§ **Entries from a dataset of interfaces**
== == ==
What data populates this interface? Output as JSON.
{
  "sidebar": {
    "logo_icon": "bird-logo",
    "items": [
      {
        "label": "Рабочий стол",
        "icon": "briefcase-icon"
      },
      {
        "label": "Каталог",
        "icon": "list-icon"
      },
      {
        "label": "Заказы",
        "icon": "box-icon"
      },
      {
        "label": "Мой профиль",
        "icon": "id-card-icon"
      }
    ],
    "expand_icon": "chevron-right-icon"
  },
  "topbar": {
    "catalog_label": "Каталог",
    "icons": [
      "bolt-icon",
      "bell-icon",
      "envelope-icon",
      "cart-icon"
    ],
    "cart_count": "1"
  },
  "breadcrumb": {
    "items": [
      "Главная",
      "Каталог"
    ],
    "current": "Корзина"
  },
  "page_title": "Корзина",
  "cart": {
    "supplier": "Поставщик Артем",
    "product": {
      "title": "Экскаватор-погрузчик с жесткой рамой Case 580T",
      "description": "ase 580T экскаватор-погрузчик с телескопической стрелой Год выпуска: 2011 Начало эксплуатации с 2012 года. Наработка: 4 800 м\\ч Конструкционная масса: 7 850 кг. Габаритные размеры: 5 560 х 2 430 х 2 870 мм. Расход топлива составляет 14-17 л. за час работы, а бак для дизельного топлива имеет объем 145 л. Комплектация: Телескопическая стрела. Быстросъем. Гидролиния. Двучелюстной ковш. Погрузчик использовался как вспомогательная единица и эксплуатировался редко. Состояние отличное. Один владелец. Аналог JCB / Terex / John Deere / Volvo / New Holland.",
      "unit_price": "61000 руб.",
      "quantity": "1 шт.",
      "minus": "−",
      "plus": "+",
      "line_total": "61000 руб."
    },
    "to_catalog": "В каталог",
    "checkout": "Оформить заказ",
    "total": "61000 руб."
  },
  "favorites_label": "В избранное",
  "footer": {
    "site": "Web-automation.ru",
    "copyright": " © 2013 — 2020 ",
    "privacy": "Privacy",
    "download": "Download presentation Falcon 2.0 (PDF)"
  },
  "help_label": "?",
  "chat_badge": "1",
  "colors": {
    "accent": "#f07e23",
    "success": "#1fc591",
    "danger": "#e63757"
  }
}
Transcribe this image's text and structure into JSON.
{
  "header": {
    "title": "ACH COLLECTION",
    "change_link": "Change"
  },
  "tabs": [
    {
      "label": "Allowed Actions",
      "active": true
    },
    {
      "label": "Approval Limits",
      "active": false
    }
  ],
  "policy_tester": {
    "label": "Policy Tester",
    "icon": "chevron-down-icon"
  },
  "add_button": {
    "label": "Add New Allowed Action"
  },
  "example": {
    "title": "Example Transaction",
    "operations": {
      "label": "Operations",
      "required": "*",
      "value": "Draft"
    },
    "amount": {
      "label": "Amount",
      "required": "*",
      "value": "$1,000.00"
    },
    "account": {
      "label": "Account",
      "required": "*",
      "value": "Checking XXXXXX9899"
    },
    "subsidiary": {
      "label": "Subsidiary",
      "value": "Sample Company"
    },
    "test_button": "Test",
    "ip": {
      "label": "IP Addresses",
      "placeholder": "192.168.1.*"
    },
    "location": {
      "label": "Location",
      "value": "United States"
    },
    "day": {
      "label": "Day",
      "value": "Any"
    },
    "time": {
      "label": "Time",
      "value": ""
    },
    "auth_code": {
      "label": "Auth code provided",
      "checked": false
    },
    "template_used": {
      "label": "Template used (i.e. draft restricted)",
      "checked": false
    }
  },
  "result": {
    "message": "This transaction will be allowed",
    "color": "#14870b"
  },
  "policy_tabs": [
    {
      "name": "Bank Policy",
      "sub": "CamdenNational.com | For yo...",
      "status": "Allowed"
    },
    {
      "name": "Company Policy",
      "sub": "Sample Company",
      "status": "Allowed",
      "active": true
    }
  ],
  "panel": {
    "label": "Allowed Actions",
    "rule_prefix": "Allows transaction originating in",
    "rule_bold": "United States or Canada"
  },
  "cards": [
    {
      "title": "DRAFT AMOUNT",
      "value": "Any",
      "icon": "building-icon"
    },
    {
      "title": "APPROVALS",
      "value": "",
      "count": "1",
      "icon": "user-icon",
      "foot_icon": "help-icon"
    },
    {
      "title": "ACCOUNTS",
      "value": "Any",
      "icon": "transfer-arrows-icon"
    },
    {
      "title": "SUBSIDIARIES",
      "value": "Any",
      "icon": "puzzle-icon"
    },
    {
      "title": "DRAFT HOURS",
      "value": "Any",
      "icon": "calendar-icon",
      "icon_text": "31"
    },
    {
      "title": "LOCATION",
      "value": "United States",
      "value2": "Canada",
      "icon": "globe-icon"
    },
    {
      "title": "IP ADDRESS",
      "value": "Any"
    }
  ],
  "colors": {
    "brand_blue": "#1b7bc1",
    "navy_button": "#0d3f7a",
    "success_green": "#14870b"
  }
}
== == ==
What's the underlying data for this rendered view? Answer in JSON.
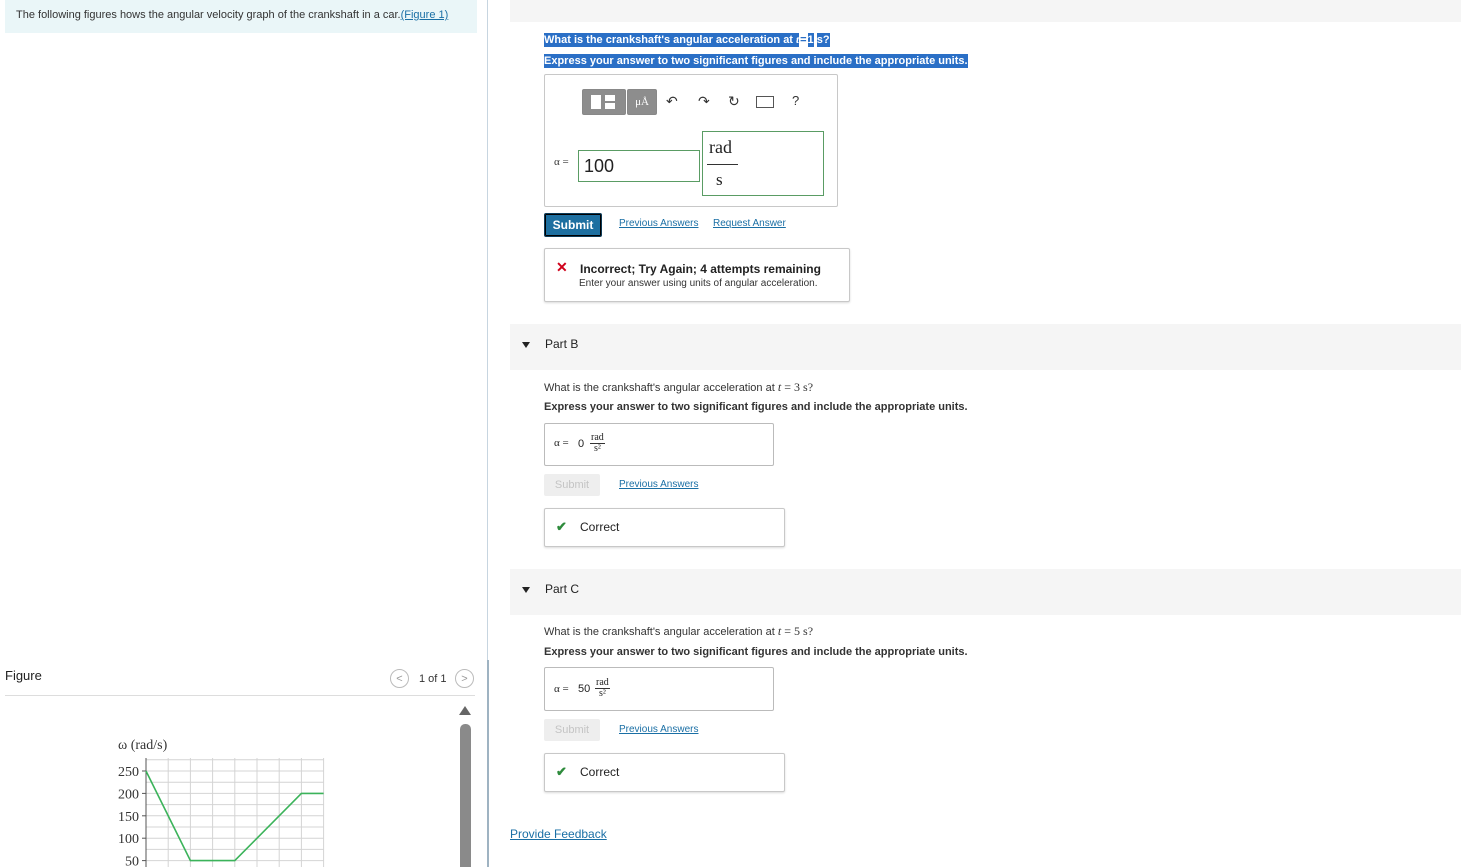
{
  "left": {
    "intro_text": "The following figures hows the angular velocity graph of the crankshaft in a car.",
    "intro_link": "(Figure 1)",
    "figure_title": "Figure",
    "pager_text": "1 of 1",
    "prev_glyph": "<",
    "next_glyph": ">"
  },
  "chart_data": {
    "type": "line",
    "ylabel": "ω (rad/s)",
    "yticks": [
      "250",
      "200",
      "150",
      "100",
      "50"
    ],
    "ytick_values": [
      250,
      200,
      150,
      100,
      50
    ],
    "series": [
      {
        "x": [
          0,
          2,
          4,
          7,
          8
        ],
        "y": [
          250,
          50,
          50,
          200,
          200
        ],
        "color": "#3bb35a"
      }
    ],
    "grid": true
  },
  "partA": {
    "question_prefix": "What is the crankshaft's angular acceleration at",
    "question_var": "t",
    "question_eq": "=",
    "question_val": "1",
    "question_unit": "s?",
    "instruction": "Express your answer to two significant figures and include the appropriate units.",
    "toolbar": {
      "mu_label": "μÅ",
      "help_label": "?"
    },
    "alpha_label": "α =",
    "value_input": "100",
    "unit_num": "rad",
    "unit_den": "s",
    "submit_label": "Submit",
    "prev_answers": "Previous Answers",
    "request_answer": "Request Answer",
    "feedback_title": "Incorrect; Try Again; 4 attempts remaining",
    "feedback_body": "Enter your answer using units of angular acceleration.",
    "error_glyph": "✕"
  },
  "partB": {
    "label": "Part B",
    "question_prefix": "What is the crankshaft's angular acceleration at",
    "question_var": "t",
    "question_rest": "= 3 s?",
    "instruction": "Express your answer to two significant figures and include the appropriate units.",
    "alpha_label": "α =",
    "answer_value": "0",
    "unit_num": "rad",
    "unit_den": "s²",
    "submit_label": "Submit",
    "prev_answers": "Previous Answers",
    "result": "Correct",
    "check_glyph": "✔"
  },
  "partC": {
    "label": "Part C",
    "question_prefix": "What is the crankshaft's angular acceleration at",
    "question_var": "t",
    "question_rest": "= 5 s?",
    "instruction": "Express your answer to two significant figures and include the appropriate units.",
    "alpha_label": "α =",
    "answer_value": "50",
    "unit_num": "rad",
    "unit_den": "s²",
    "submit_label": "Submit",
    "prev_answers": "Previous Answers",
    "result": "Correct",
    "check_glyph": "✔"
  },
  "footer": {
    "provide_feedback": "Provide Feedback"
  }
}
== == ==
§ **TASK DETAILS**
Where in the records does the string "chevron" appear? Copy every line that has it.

§ **EXERCISE ANSWER**
    "expand_icon": "chevron-right-icon"
    "icon": "chevron-down-icon"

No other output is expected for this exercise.